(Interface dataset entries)
┄┄┄┄┄┄┄┄┄┄
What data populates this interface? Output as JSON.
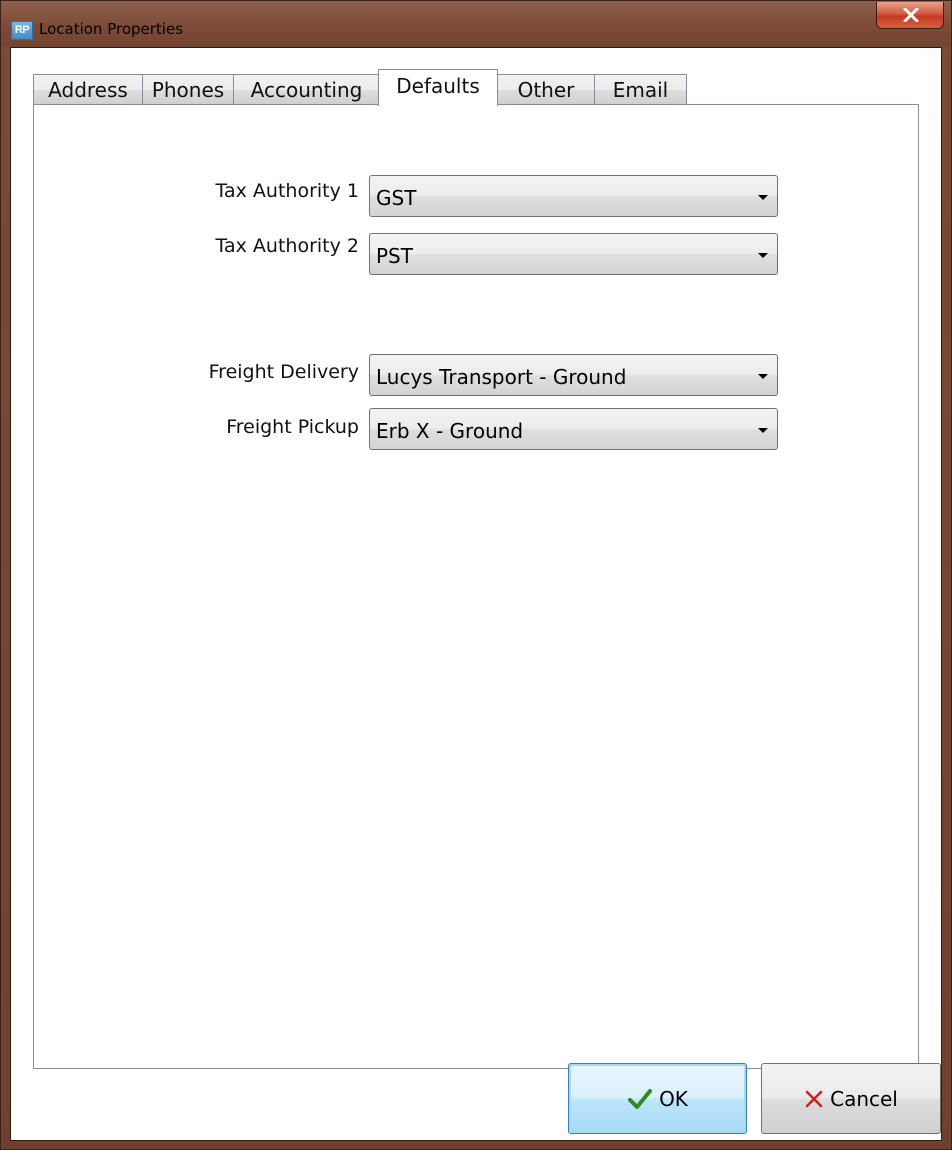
{
  "window": {
    "title": "Location Properties",
    "app_icon_text": "RP",
    "close_icon": "close-icon"
  },
  "tabs": [
    {
      "label": "Address",
      "selected": false
    },
    {
      "label": "Phones",
      "selected": false
    },
    {
      "label": "Accounting",
      "selected": false
    },
    {
      "label": "Defaults",
      "selected": true
    },
    {
      "label": "Other",
      "selected": false
    },
    {
      "label": "Email",
      "selected": false
    }
  ],
  "defaults": {
    "tax_authority_1": {
      "label": "Tax Authority 1",
      "value": "GST"
    },
    "tax_authority_2": {
      "label": "Tax Authority 2",
      "value": "PST"
    },
    "freight_delivery": {
      "label": "Freight Delivery",
      "value": "Lucys Transport - Ground"
    },
    "freight_pickup": {
      "label": "Freight Pickup",
      "value": "Erb X - Ground"
    }
  },
  "buttons": {
    "ok": {
      "label": "OK",
      "icon": "checkmark-icon",
      "icon_color": "#2e8b1f"
    },
    "cancel": {
      "label": "Cancel",
      "icon": "x-icon",
      "icon_color": "#d21f1f"
    }
  },
  "colors": {
    "titlebar": "#7c4c38",
    "default_button_border": "#3c7fb1"
  }
}
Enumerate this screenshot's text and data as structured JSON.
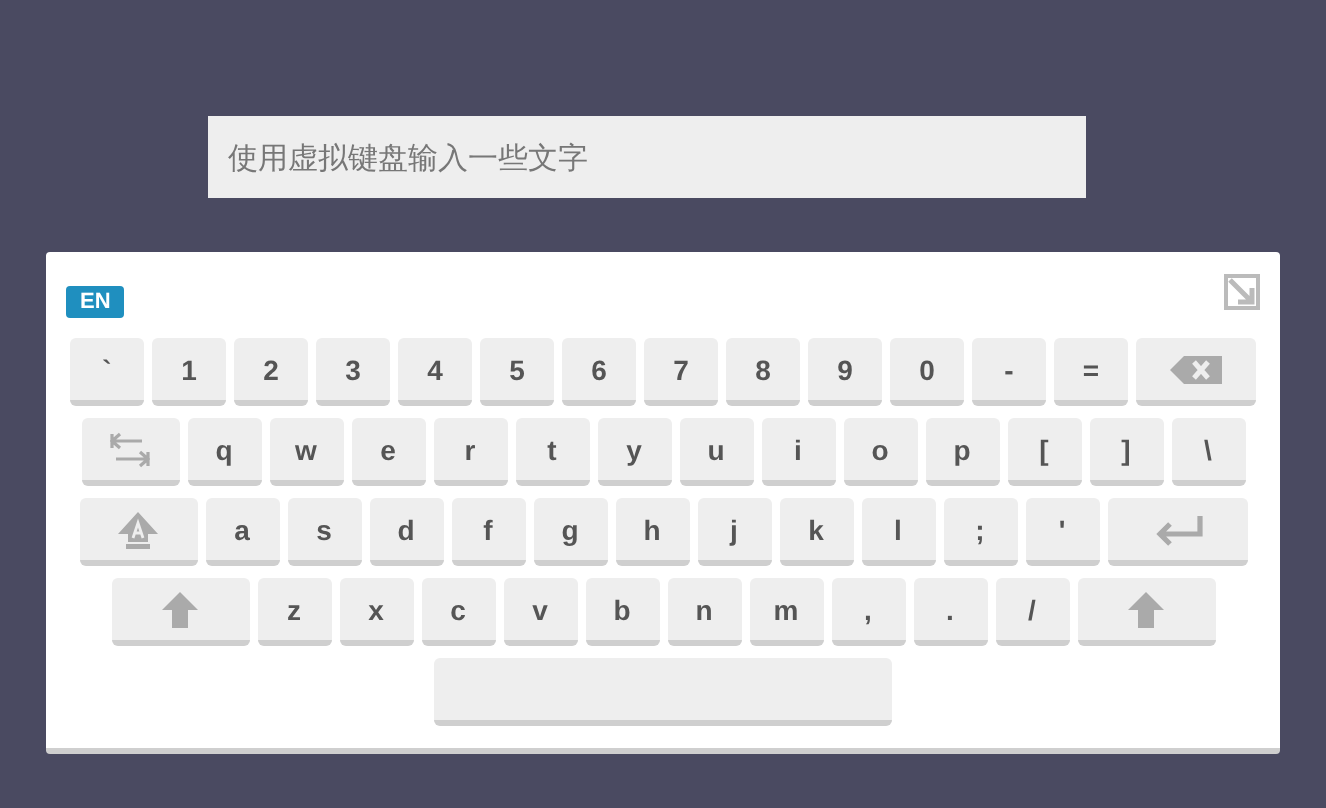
{
  "input": {
    "placeholder": "使用虚拟键盘输入一些文字"
  },
  "keyboard": {
    "language": "EN",
    "rows": [
      {
        "keys": [
          {
            "kind": "char",
            "label": "`"
          },
          {
            "kind": "char",
            "label": "1"
          },
          {
            "kind": "char",
            "label": "2"
          },
          {
            "kind": "char",
            "label": "3"
          },
          {
            "kind": "char",
            "label": "4"
          },
          {
            "kind": "char",
            "label": "5"
          },
          {
            "kind": "char",
            "label": "6"
          },
          {
            "kind": "char",
            "label": "7"
          },
          {
            "kind": "char",
            "label": "8"
          },
          {
            "kind": "char",
            "label": "9"
          },
          {
            "kind": "char",
            "label": "0"
          },
          {
            "kind": "char",
            "label": "-"
          },
          {
            "kind": "char",
            "label": "="
          },
          {
            "kind": "backspace"
          }
        ]
      },
      {
        "keys": [
          {
            "kind": "tab"
          },
          {
            "kind": "char",
            "label": "q"
          },
          {
            "kind": "char",
            "label": "w"
          },
          {
            "kind": "char",
            "label": "e"
          },
          {
            "kind": "char",
            "label": "r"
          },
          {
            "kind": "char",
            "label": "t"
          },
          {
            "kind": "char",
            "label": "y"
          },
          {
            "kind": "char",
            "label": "u"
          },
          {
            "kind": "char",
            "label": "i"
          },
          {
            "kind": "char",
            "label": "o"
          },
          {
            "kind": "char",
            "label": "p"
          },
          {
            "kind": "char",
            "label": "["
          },
          {
            "kind": "char",
            "label": "]"
          },
          {
            "kind": "char",
            "label": "\\"
          }
        ]
      },
      {
        "keys": [
          {
            "kind": "caps"
          },
          {
            "kind": "char",
            "label": "a"
          },
          {
            "kind": "char",
            "label": "s"
          },
          {
            "kind": "char",
            "label": "d"
          },
          {
            "kind": "char",
            "label": "f"
          },
          {
            "kind": "char",
            "label": "g"
          },
          {
            "kind": "char",
            "label": "h"
          },
          {
            "kind": "char",
            "label": "j"
          },
          {
            "kind": "char",
            "label": "k"
          },
          {
            "kind": "char",
            "label": "l"
          },
          {
            "kind": "char",
            "label": ";"
          },
          {
            "kind": "char",
            "label": "'"
          },
          {
            "kind": "enter"
          }
        ]
      },
      {
        "keys": [
          {
            "kind": "shift"
          },
          {
            "kind": "char",
            "label": "z"
          },
          {
            "kind": "char",
            "label": "x"
          },
          {
            "kind": "char",
            "label": "c"
          },
          {
            "kind": "char",
            "label": "v"
          },
          {
            "kind": "char",
            "label": "b"
          },
          {
            "kind": "char",
            "label": "n"
          },
          {
            "kind": "char",
            "label": "m"
          },
          {
            "kind": "char",
            "label": ","
          },
          {
            "kind": "char",
            "label": "."
          },
          {
            "kind": "char",
            "label": "/"
          },
          {
            "kind": "shift"
          }
        ]
      },
      {
        "keys": [
          {
            "kind": "space"
          }
        ]
      }
    ]
  }
}
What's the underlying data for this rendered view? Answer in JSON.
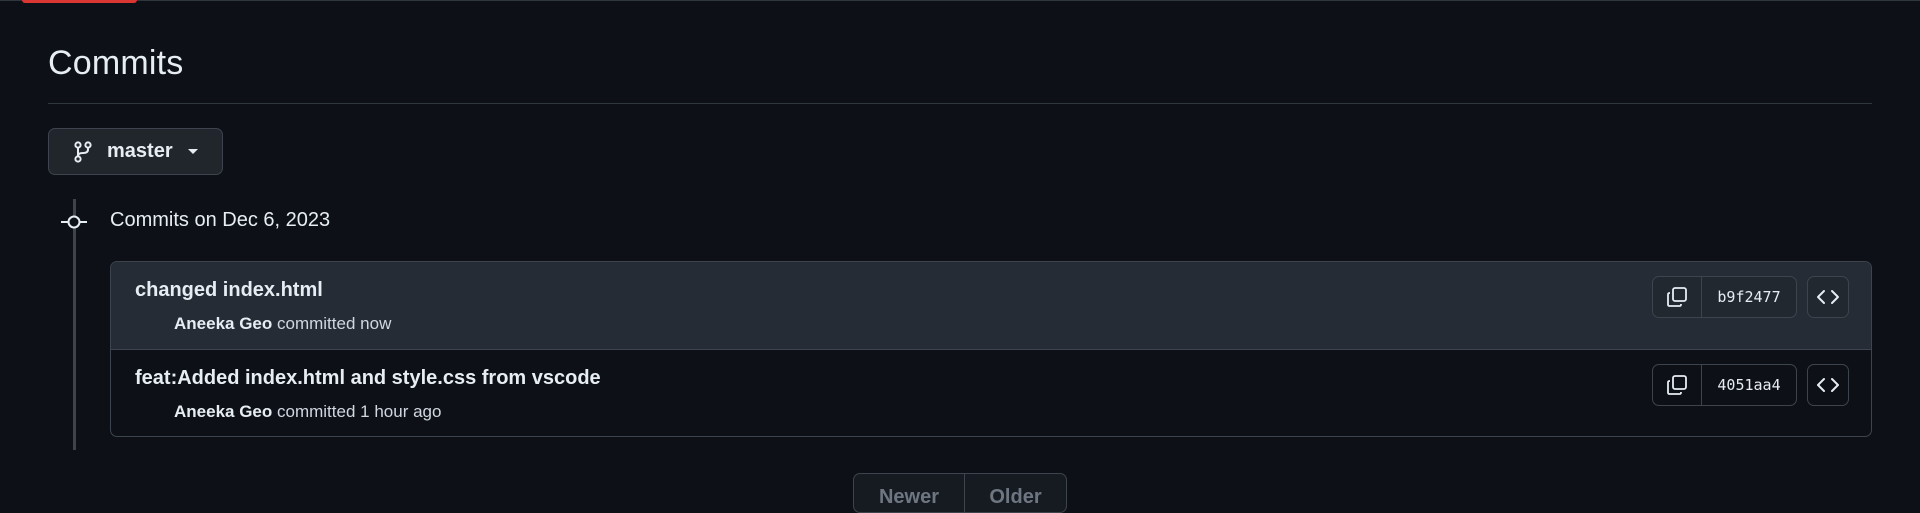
{
  "page": {
    "title": "Commits"
  },
  "branch": {
    "name": "master"
  },
  "commit_group": {
    "heading": "Commits on Dec 6, 2023"
  },
  "commits": [
    {
      "message": "changed index.html",
      "author": "Aneeka Geo",
      "verb": "committed",
      "time": "now",
      "sha": "b9f2477"
    },
    {
      "message": "feat:Added index.html and style.css from vscode",
      "author": "Aneeka Geo",
      "verb": "committed",
      "time": "1 hour ago",
      "sha": "4051aa4"
    }
  ],
  "pagination": {
    "newer_label": "Newer",
    "older_label": "Older"
  },
  "colors": {
    "background": "#0d1117",
    "border": "#3d444d",
    "highlight_row": "#262c36",
    "accent": "#da3633",
    "text": "#e6edf3",
    "disabled": "#6e7681"
  },
  "icons": {
    "branch": "git-branch-icon",
    "caret": "triangle-down-icon",
    "node": "git-commit-icon",
    "copy": "copy-icon",
    "browse": "code-icon"
  }
}
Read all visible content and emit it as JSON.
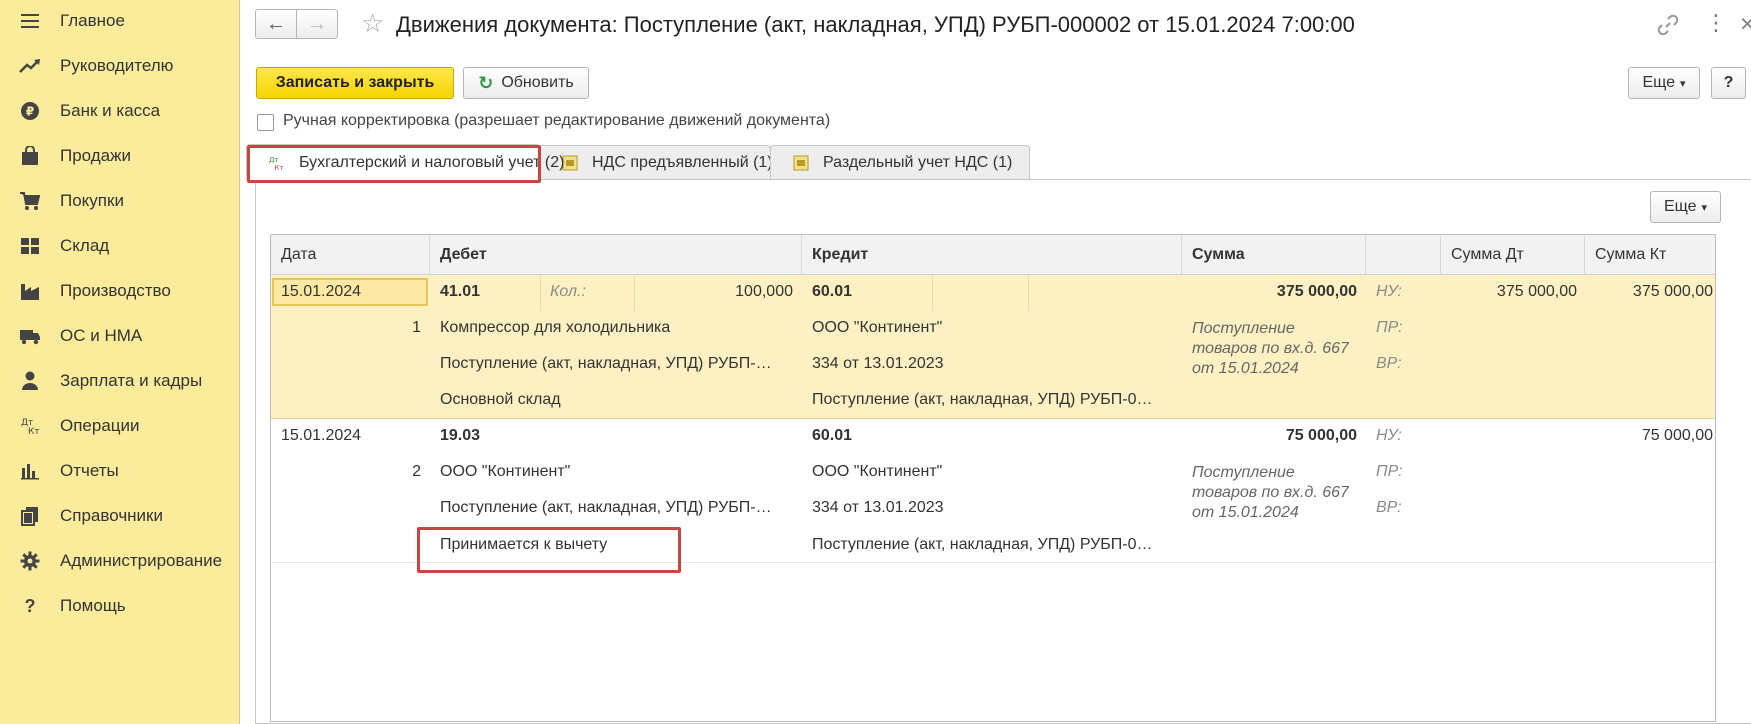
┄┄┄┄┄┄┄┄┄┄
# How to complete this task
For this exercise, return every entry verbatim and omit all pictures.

# Answer box
What data populates this interface? Output as JSON.
{
  "window": {
    "title": "Location Properties",
    "app_icon_text": "RP",
    "close_icon": "close-icon"
  },
  "tabs": [
    {
      "label": "Address",
      "selected": false
    },
    {
      "label": "Phones",
      "selected": false
    },
    {
      "label": "Accounting",
      "selected": false
    },
    {
      "label": "Defaults",
      "selected": true
    },
    {
      "label": "Other",
      "selected": false
    },
    {
      "label": "Email",
      "selected": false
    }
  ],
  "defaults": {
    "tax_authority_1": {
      "label": "Tax Authority 1",
      "value": "GST"
    },
    "tax_authority_2": {
      "label": "Tax Authority 2",
      "value": "PST"
    },
    "freight_delivery": {
      "label": "Freight Delivery",
      "value": "Lucys Transport - Ground"
    },
    "freight_pickup": {
      "label": "Freight Pickup",
      "value": "Erb X - Ground"
    }
  },
  "buttons": {
    "ok": {
      "label": "OK",
      "icon": "checkmark-icon",
      "icon_color": "#2e8b1f"
    },
    "cancel": {
      "label": "Cancel",
      "icon": "x-icon",
      "icon_color": "#d21f1f"
    }
  },
  "colors": {
    "titlebar": "#7c4c38",
    "default_button_border": "#3c7fb1"
  }
}
Enumerate this screenshot's text and data as structured JSON.
{
  "input": {
    "placeholder": "使用虚拟键盘输入一些文字"
  },
  "keyboard": {
    "language": "EN",
    "rows": [
      {
        "keys": [
          {
            "kind": "char",
            "label": "`"
          },
          {
            "kind": "char",
            "label": "1"
          },
          {
            "kind": "char",
            "label": "2"
          },
          {
            "kind": "char",
            "label": "3"
          },
          {
            "kind": "char",
            "label": "4"
          },
          {
            "kind": "char",
            "label": "5"
          },
          {
            "kind": "char",
            "label": "6"
          },
          {
            "kind": "char",
            "label": "7"
          },
          {
            "kind": "char",
            "label": "8"
          },
          {
            "kind": "char",
            "label": "9"
          },
          {
            "kind": "char",
            "label": "0"
          },
          {
            "kind": "char",
            "label": "-"
          },
          {
            "kind": "char",
            "label": "="
          },
          {
            "kind": "backspace"
          }
        ]
      },
      {
        "keys": [
          {
            "kind": "tab"
          },
          {
            "kind": "char",
            "label": "q"
          },
          {
            "kind": "char",
            "label": "w"
          },
          {
            "kind": "char",
            "label": "e"
          },
          {
            "kind": "char",
            "label": "r"
          },
          {
            "kind": "char",
            "label": "t"
          },
          {
            "kind": "char",
            "label": "y"
          },
          {
            "kind": "char",
            "label": "u"
          },
          {
            "kind": "char",
            "label": "i"
          },
          {
            "kind": "char",
            "label": "o"
          },
          {
            "kind": "char",
            "label": "p"
          },
          {
            "kind": "char",
            "label": "["
          },
          {
            "kind": "char",
            "label": "]"
          },
          {
            "kind": "char",
            "label": "\\"
          }
        ]
      },
      {
        "keys": [
          {
            "kind": "caps"
          },
          {
            "kind": "char",
            "label": "a"
          },
          {
            "kind": "char",
            "label": "s"
          },
          {
            "kind": "char",
            "label": "d"
          },
          {
            "kind": "char",
            "label": "f"
          },
          {
            "kind": "char",
            "label": "g"
          },
          {
            "kind": "char",
            "label": "h"
          },
          {
            "kind": "char",
            "label": "j"
          },
          {
            "kind": "char",
            "label": "k"
          },
          {
            "kind": "char",
            "label": "l"
          },
          {
            "kind": "char",
            "label": ";"
          },
          {
            "kind": "char",
            "label": "'"
          },
          {
            "kind": "enter"
          }
        ]
      },
      {
        "keys": [
          {
            "kind": "shift"
          },
          {
            "kind": "char",
            "label": "z"
          },
          {
            "kind": "char",
            "label": "x"
          },
          {
            "kind": "char",
            "label": "c"
          },
          {
            "kind": "char",
            "label": "v"
          },
          {
            "kind": "char",
            "label": "b"
          },
          {
            "kind": "char",
            "label": "n"
          },
          {
            "kind": "char",
            "label": "m"
          },
          {
            "kind": "char",
            "label": ","
          },
          {
            "kind": "char",
            "label": "."
          },
          {
            "kind": "char",
            "label": "/"
          },
          {
            "kind": "shift"
          }
        ]
      },
      {
        "keys": [
          {
            "kind": "space"
          }
        ]
      }
    ]
  }
}
What's the underlying data for this rendered view? Answer in JSON.
{
  "page": {
    "title": "Commits"
  },
  "branch": {
    "name": "master"
  },
  "commit_group": {
    "heading": "Commits on Dec 6, 2023"
  },
  "commits": [
    {
      "message": "changed index.html",
      "author": "Aneeka Geo",
      "verb": "committed",
      "time": "now",
      "sha": "b9f2477"
    },
    {
      "message": "feat:Added index.html and style.css from vscode",
      "author": "Aneeka Geo",
      "verb": "committed",
      "time": "1 hour ago",
      "sha": "4051aa4"
    }
  ],
  "pagination": {
    "newer_label": "Newer",
    "older_label": "Older"
  },
  "colors": {
    "background": "#0d1117",
    "border": "#3d444d",
    "highlight_row": "#262c36",
    "accent": "#da3633",
    "text": "#e6edf3",
    "disabled": "#6e7681"
  },
  "icons": {
    "branch": "git-branch-icon",
    "caret": "triangle-down-icon",
    "node": "git-commit-icon",
    "copy": "copy-icon",
    "browse": "code-icon"
  }
}
Read all visible content and emit it as JSON.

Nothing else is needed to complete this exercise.